■ **Your task**
Go through the entries below and count the lines holding the word "JSON". Reply with only the number, please.

Start of Entries shown

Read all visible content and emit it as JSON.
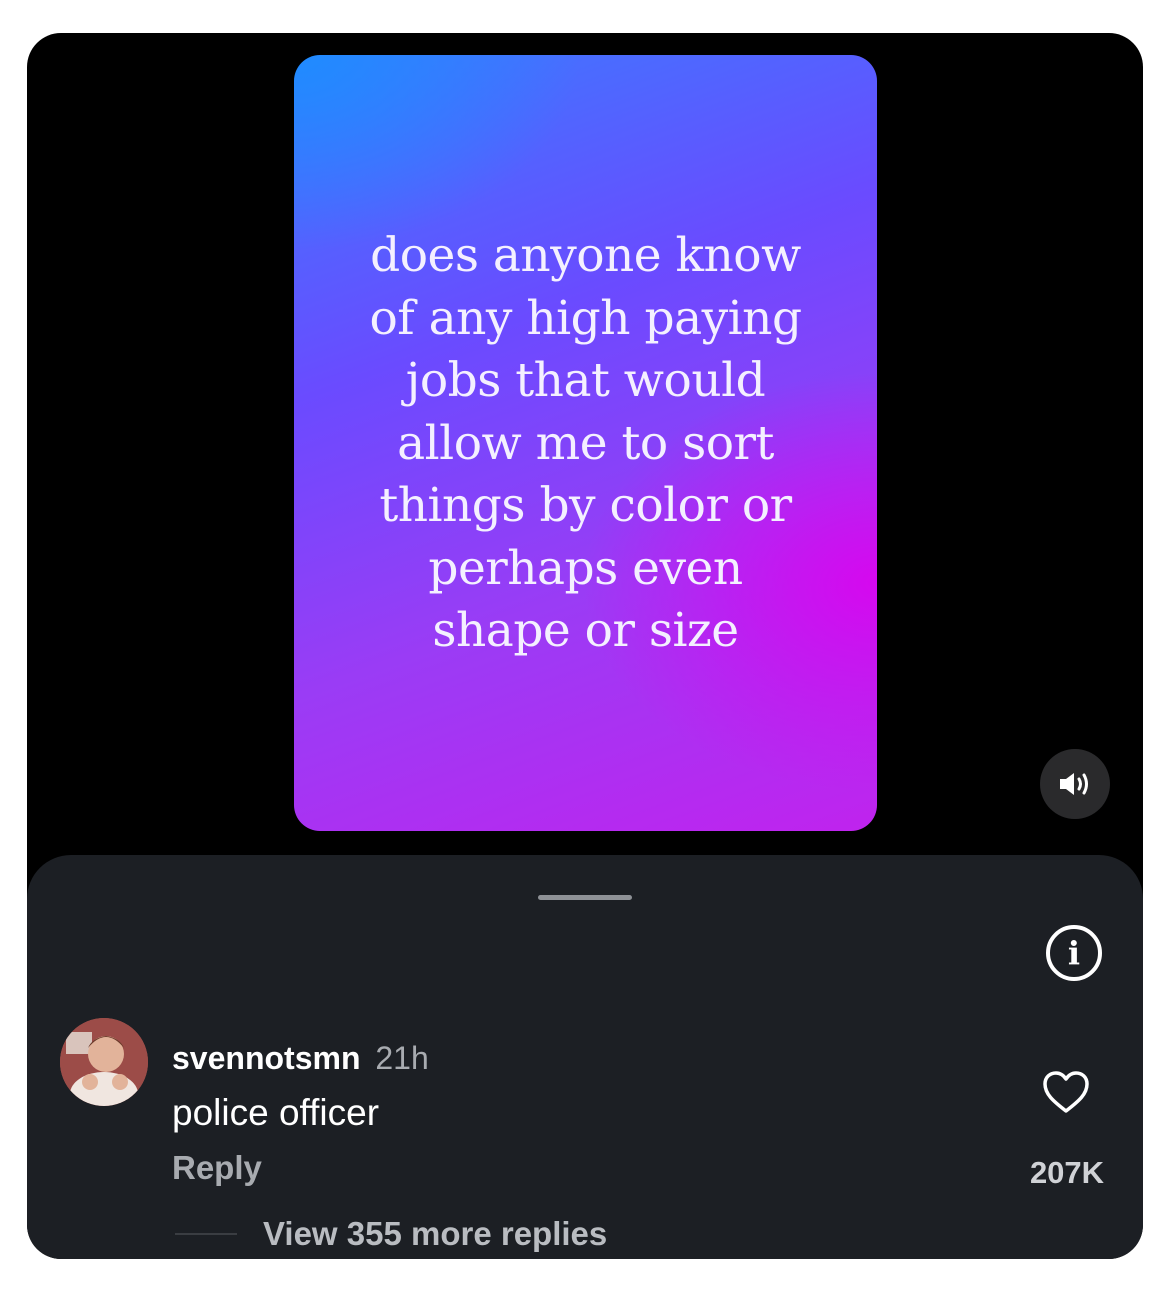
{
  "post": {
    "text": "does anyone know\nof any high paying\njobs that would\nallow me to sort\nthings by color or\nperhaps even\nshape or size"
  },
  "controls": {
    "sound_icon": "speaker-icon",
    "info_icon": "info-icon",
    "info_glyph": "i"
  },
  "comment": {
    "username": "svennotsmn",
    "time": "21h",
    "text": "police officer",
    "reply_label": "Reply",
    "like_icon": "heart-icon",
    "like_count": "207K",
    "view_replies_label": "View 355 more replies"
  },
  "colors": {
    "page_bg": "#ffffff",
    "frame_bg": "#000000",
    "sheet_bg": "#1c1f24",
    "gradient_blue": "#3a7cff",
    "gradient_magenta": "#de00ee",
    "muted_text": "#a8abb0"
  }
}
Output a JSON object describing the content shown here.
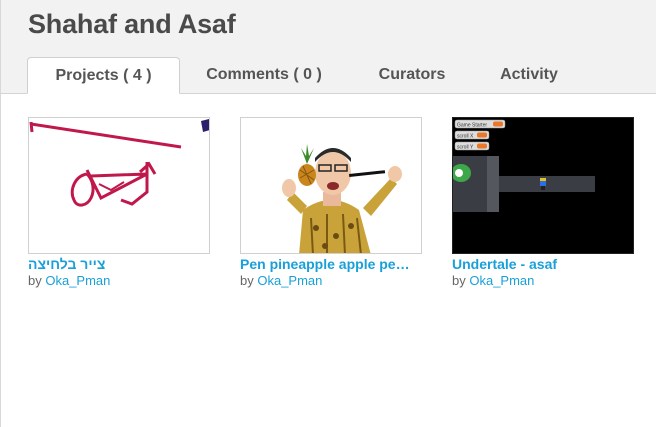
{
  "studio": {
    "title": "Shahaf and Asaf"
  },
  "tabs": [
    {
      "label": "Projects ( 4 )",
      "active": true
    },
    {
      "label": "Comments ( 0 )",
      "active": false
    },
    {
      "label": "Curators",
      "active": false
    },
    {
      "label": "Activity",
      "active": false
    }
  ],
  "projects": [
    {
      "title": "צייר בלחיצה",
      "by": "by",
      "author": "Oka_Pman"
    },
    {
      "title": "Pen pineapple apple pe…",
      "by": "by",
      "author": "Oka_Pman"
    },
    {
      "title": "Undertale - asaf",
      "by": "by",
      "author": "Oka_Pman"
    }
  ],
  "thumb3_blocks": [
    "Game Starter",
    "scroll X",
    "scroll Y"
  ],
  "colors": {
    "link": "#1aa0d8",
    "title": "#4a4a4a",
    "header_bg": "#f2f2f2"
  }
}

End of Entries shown

■ **Result below**
2